Waku is a suite of generalised messaging protocols aiming to be the communication standard for the decentralised web. It enables private and secure human-to-human, machine-to-machine, and human-to-machine communication without reliance on centralised intermediaries. Messaging through Waku is possible from one-to-one to many-to-many.
Waku serves as the communications layer of the Logos tech stack. Alongside the trustless agreement layer, Nomos, and the storage layer, Codex, it is one of the Logos Collective's foundational projects.
Today's internet is increasingly controlled by a small number of tech giants. Google, Amazon, Meta, and a few others dictate what we see and with whom we can communicate. Their influence is almost limitless, and their actions shape global public opinion and even geopolitics.
To anyone that understands the internet's present architecture, this outcome should be expected. The centralised entities through which we communicate have privileged access to reams of data that we, as internet users, produce daily, presenting an opportunity for the kind of surveillance that was once confined to the pages of science-fiction literature. Thinking that the most powerful commercial and political institutions would not leverage this would be naive.
Yet, it doesn't have to be this way. Advances in cryptography, peer-to-peer networking, and decentralised technologies provide an alternate path forward.
(Slowly) moving toward a decentralised web
The early Ethereum community realised this. Initially, the plan was to rebuild the web's architecture along decentralised lines by developing the so-called Holy Trinity of the Decentralised Web: computation, storage, and communication. Ethereum itself would handle computation, Swarm was the reimagined web's storage layer, and Whisper would take care of messaging.
Whisper was a promising start but scalability shortcomings quickly became apparent. Meanwhile, the development of Swarm and Whisper was seemingly relegated to a backseat while Ethereum took centre stage. Yet, without adequate communication and storage layers, the decentralised web's potential for disrupting human coordination remained severely encumbered.
Status, the decentralised messaging application, was built to leverage Whisper but because of Whisper’s development delays, the team decided to build their own communication protocol. Consequently, the R&D group Vac was put together in 2018 to research solutions to Whisper's scaling woes.
The birth of Waku

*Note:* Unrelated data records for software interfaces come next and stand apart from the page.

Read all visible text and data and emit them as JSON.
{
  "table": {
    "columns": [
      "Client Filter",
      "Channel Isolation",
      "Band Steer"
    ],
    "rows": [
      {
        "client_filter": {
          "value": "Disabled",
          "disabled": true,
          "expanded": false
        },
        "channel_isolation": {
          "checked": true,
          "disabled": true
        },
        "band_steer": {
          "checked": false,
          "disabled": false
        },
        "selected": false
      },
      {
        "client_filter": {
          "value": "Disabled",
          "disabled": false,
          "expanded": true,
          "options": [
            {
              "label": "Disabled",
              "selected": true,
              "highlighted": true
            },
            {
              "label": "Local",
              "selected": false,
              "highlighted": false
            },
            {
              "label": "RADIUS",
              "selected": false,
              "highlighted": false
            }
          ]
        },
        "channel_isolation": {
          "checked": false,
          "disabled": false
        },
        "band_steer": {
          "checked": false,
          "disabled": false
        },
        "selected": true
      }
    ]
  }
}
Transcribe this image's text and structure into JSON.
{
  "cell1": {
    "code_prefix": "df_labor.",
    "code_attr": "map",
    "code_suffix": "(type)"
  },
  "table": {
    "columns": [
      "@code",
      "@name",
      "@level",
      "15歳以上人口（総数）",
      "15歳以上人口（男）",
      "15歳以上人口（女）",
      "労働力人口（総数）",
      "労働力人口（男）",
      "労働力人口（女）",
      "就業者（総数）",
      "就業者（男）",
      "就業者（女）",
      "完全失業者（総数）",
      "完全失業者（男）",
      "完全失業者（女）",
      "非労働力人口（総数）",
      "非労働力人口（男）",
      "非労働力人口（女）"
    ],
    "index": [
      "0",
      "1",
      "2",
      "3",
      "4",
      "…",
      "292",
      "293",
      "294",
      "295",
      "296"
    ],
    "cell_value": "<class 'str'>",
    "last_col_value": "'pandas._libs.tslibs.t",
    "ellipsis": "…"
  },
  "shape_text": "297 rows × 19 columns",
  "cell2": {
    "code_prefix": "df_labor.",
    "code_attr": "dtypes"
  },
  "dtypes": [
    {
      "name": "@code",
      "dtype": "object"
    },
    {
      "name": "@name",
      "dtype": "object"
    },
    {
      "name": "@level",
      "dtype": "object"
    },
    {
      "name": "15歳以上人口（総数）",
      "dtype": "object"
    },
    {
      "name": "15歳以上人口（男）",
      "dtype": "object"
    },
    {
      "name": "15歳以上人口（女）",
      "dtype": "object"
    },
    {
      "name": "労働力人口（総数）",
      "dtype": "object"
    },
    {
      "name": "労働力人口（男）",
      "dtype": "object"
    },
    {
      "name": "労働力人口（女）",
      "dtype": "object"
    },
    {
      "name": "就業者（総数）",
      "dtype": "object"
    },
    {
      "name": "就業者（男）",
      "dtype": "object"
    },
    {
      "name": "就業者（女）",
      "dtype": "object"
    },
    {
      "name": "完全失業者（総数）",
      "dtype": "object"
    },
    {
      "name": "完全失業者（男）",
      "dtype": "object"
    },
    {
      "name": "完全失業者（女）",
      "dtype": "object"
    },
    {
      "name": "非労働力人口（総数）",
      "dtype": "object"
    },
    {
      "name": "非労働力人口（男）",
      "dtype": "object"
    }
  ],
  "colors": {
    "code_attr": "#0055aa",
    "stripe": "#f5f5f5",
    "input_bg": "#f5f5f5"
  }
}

In 2020, Waku v1 was released. As a fork of the Whisper codebase, this initial version introduced various Vac-proposed optimizations, resulting in a better performing messaging protocol. Yet, it was clear that further changes were needed for Waku to be able to handle the volume of messages an application like Status would produce.
The following year, work on a complete protocol rewrite began. Waku v2, as the version under development today is known, introduced a relay protocol that implements pub/sub over libp2p. Additionally, further capabilities were included to make Waku more useful, including historic message retrieval for mostly-offline devices, adaptive nodes to make participation more accessible to users with limited or intermittent connections and lower-spec hardware, and various bandwidth preservation techniques.
Waku was first announced as a core Logos project in June 2023.